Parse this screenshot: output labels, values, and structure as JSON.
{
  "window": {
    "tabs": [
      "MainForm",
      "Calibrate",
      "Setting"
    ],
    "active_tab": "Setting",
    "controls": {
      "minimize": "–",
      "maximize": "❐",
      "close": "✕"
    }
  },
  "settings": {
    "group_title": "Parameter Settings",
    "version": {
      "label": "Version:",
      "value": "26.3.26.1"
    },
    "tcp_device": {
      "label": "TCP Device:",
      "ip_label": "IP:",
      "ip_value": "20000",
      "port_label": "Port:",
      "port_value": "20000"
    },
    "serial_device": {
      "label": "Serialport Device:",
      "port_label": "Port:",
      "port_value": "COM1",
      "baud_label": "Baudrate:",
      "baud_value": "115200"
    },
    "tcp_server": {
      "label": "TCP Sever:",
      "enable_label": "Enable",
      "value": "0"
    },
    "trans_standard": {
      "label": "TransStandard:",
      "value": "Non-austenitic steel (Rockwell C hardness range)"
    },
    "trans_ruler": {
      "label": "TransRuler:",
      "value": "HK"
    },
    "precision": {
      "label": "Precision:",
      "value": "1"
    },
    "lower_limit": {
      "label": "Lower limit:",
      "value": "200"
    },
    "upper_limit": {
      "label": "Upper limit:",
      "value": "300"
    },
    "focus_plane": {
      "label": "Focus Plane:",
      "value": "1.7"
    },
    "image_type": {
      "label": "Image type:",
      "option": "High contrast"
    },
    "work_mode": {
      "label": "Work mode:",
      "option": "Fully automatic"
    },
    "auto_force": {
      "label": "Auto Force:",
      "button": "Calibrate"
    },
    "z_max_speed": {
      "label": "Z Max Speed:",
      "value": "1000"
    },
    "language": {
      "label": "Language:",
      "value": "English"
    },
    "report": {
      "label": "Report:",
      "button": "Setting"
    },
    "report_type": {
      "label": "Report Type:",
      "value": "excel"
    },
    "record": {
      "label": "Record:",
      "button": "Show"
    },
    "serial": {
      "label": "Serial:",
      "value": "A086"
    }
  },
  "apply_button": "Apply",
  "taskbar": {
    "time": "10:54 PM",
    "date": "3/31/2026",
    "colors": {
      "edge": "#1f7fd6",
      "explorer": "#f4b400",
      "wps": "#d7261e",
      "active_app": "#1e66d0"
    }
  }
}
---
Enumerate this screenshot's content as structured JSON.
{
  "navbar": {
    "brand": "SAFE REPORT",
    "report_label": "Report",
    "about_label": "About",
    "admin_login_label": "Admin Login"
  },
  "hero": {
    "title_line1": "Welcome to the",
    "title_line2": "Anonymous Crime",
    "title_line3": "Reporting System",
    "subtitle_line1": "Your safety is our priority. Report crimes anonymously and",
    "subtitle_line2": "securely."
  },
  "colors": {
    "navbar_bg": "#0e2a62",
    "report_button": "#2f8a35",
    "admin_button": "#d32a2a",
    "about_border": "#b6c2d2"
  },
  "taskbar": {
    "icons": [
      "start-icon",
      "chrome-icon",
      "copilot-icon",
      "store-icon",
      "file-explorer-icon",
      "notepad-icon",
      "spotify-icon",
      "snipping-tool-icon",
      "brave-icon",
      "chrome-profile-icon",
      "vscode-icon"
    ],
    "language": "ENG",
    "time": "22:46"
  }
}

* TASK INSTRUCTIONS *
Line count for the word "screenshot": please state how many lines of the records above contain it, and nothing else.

* SOLUTION *
2